According to a study report released by Citigroup (C) on Thursday, decentralized cryptocurrency exchanges (DEXs) have developed more quickly than centralized exchanges (CEXs) during the previous two years. Users leaving centralized systems to escape their more rigorous know-your-customer protocols is expected to increase the divide.
Instead of the conventional method of serving as a financial intermediary between buyers and sellers, DEXs are blockchain-based apps that organize massive trading of digital assets between numerous users using automated algorithms.
Based on the report, DEXs provide token holders with distributed income in the form of dividends and the option of self-custody funds. Citi stated that these exchanges have relatively lower fees when compared to top-tier companies in the game– after the trading rewards are taken into account.
An increase in regulation, according to the document, could be one-factor influencing DEX volumes in the near future. Users may start switching from “KYC-heavy CEXs”—that is, exchanges that need extensive “know-your-customer” procedures—to DEXs as crypto legislation expands and includes more stringent reporting requirements.
The bank also says that DEXs are much safer than CEXs in terms of custody of funds— referring to the collapse of Celsius and Voyager Digital. The regulatory environment is anticipated to worsen, and more consumers are probably going to transfer from centralised exchanges to decentralised ones, the note continued.

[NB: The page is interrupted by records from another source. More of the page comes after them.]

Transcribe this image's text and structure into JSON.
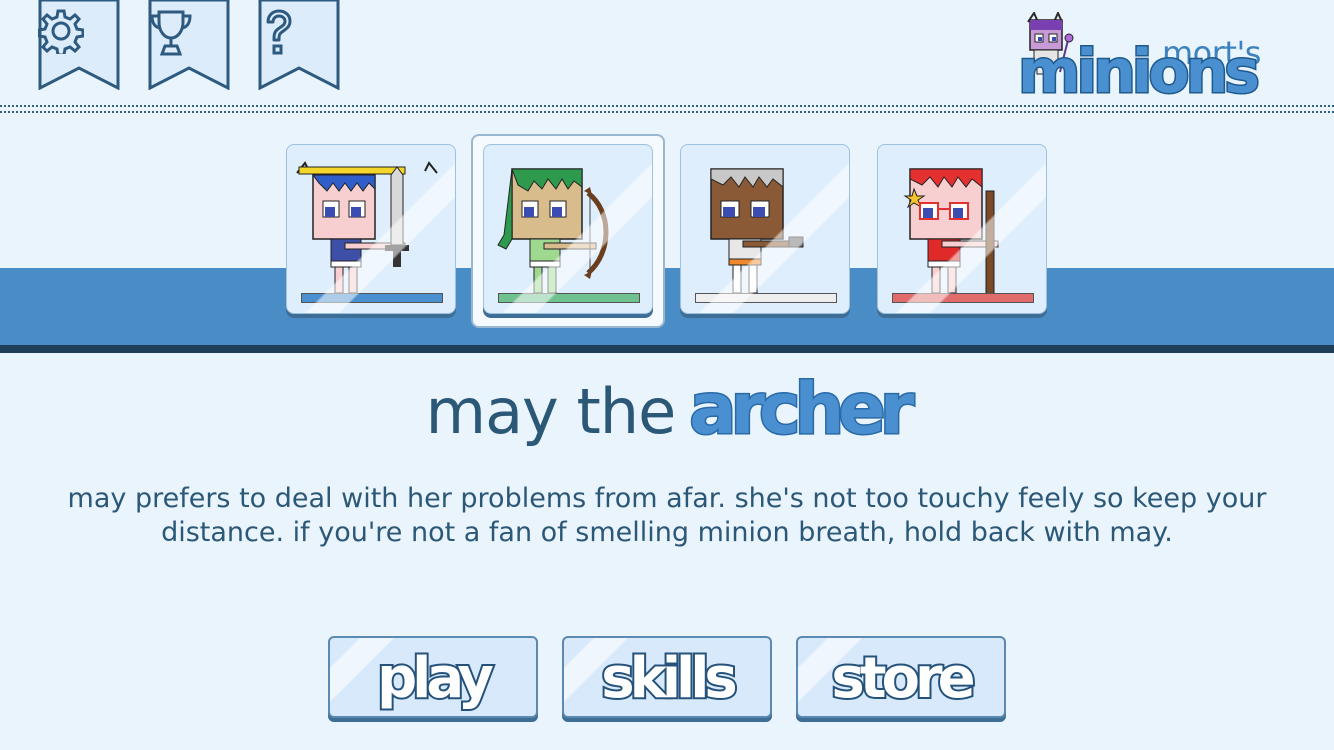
{
  "top_buttons": [
    {
      "icon": "gear-icon"
    },
    {
      "icon": "trophy-icon"
    },
    {
      "icon": "question-icon"
    }
  ],
  "logo": {
    "line1": "mort's",
    "line2": "minions"
  },
  "characters": [
    {
      "name": "sword-minion",
      "hair": "#2f5ecb",
      "shirt": "#3e4fa8",
      "bar": "#4a8fd0"
    },
    {
      "name": "archer-minion",
      "hair": "#2e9a4e",
      "shirt": "#9ed98f",
      "bar": "#6fc190"
    },
    {
      "name": "gunner-minion",
      "hair": "#9a9a9a",
      "shirt": "#8a5a36",
      "bar": "#eeeeee"
    },
    {
      "name": "staff-minion",
      "hair": "#e53030",
      "shirt": "#e02a2a",
      "bar": "#e06b6b"
    }
  ],
  "selected_index": 1,
  "title": {
    "name": "may the",
    "class": "archer"
  },
  "description": "may prefers to deal with her problems from afar. she's not too touchy feely so keep your distance. if you're not a fan of smelling minion breath, hold back with may.",
  "buttons": {
    "play": "play",
    "skills": "skills",
    "store": "store"
  },
  "colors": {
    "background": "#eaf4fd",
    "band": "#4a8dc6",
    "accent": "#4a8fd0",
    "text": "#2c5877"
  }
}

Citi claims that DEXs account for 18.2% of spot trading activity, stating that volumes have remained relatively stable at around $50 billion per month and generated $3.6 billion in total income in the previous year. If a recent governance proposal is approved, Uniswap, which now controls 70% of all DEX volume, might transfer up to $250 million to token holders.